This chart shows the bear market drawdown and time to full recovery for various asset allocation mixes (US large-cap stocks and intermediate US gov’t bonds). (UBS)

1. Tax-loss harvesting: If you haven't already signed up for an automated tax-loss harvesting program, this is a great time to enroll in one—or to manually harvest capital losses in your portfolio.

Over time, investments in your taxable accounts (your savings outside your IRA, 401(k), and other tax-advantaged accounts) will accumulate significant capital gains. When you transition from your working years into retirement and begin to tap into your portfolio growth to finance your spending, it will likely trigger capital gains taxes. Tax loss harvesting involves realizing capital losses today, which will help you defer capital gains taxes into the future—and possibly avoid them altogether.

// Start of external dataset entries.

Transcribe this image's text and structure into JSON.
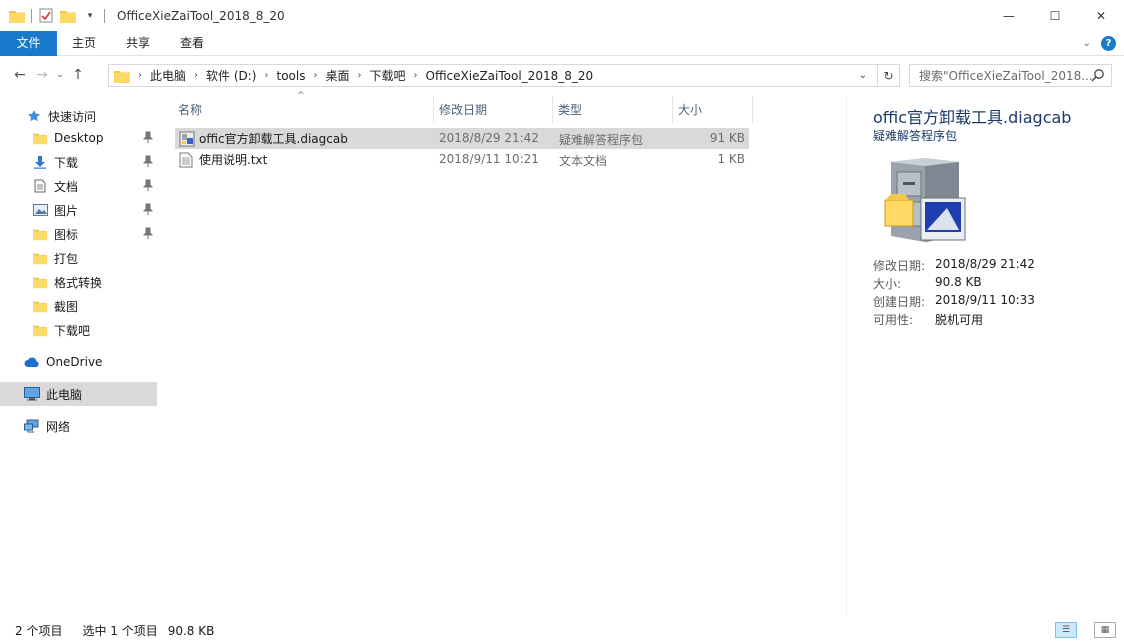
{
  "window": {
    "title": "OfficeXieZaiTool_2018_8_20",
    "minimize": "—",
    "maximize": "☐",
    "close": "✕"
  },
  "ribbon": {
    "tabs": [
      "文件",
      "主页",
      "共享",
      "查看"
    ]
  },
  "address": {
    "crumbs": [
      "此电脑",
      "软件 (D:)",
      "tools",
      "桌面",
      "下载吧",
      "OfficeXieZaiTool_2018_8_20"
    ]
  },
  "search": {
    "placeholder": "搜索\"OfficeXieZaiTool_2018..."
  },
  "sidebar": {
    "quick_access": "快速访问",
    "items": [
      {
        "label": "Desktop",
        "pinned": true
      },
      {
        "label": "下载",
        "pinned": true
      },
      {
        "label": "文档",
        "pinned": true
      },
      {
        "label": "图片",
        "pinned": true
      },
      {
        "label": "图标",
        "pinned": true
      },
      {
        "label": "打包",
        "pinned": false
      },
      {
        "label": "格式转换",
        "pinned": false
      },
      {
        "label": "截图",
        "pinned": false
      },
      {
        "label": "下载吧",
        "pinned": false
      }
    ],
    "onedrive": "OneDrive",
    "this_pc": "此电脑",
    "network": "网络"
  },
  "columns": {
    "name": "名称",
    "modified": "修改日期",
    "type": "类型",
    "size": "大小"
  },
  "files": [
    {
      "name": "offic官方卸载工具.diagcab",
      "modified": "2018/8/29 21:42",
      "type": "疑难解答程序包",
      "size": "91 KB",
      "selected": true
    },
    {
      "name": "使用说明.txt",
      "modified": "2018/9/11 10:21",
      "type": "文本文档",
      "size": "1 KB",
      "selected": false
    }
  ],
  "preview": {
    "title": "offic官方卸载工具.diagcab",
    "type": "疑难解答程序包",
    "props": [
      {
        "key": "修改日期:",
        "value": "2018/8/29 21:42"
      },
      {
        "key": "大小:",
        "value": "90.8 KB"
      },
      {
        "key": "创建日期:",
        "value": "2018/9/11 10:33"
      },
      {
        "key": "可用性:",
        "value": "脱机可用"
      }
    ]
  },
  "status": {
    "count": "2 个项目",
    "selected": "选中 1 个项目",
    "size": "90.8 KB"
  },
  "colors": {
    "accent": "#1979ca",
    "selection": "#d9d9d9"
  }
}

As irrational as it may be (this is an example of “anchoring bias”), tax loss harvesting can help you to refocus your attention on the progress that you've made in your long-term investing journey, which is far more important than a short-term snapshot of recent (and temporary) losses. This change of perspective can help to instill additional confidence, and reinforce the fact that you’re continuing to make forward progress on meeting your goals, even when short-term performance has been challenging.

2. Rebalance your portfolio: You should also check to see if your asset allocation has drifted from your allocation target, and rebalance your portfolio accordingly so that it remains well-positioned for a potential inflection in markets. Asset allocation drift is pro-cyclical, which means that your portfolio tends to become more heavily weighted to recent winners, while asset classes that have underperformed recently make up a shrinking share of the portfolio.

For example, US large-cap growth stocks were huge losers last year, underperforming the S&P 500 by 11%. Without rebalancing, this would have lead to a smaller-than-intended portfolio allocation to this part of the market, reducing the portfolio's exposure to these stocks' 11% outperformance so far in 2023.

By contrast, a rebalancing strategy buys low and sells high, resulting in a more consistent level of portfolio risk. Consistency helps us set better risk and return expectations (key to maintaining patience in difficult markets) and is also key if we're trying to model portfolio returns in our financial planning analysis. Perhaps most importantly, if you sign up for a 60%-40% stock/bond portfolio, you might be dismayed when you experience the gain of a 40%-60% portfolio, or the loss of an 80%-20% portfolio.

For more CIO recommendations on how investors can continue to exercise caution before the end of the bear market, read the original blog A new bull? 8 June 2023.

Main contributor: Justin Waring

This content is a product of the UBS Chief Investment Office.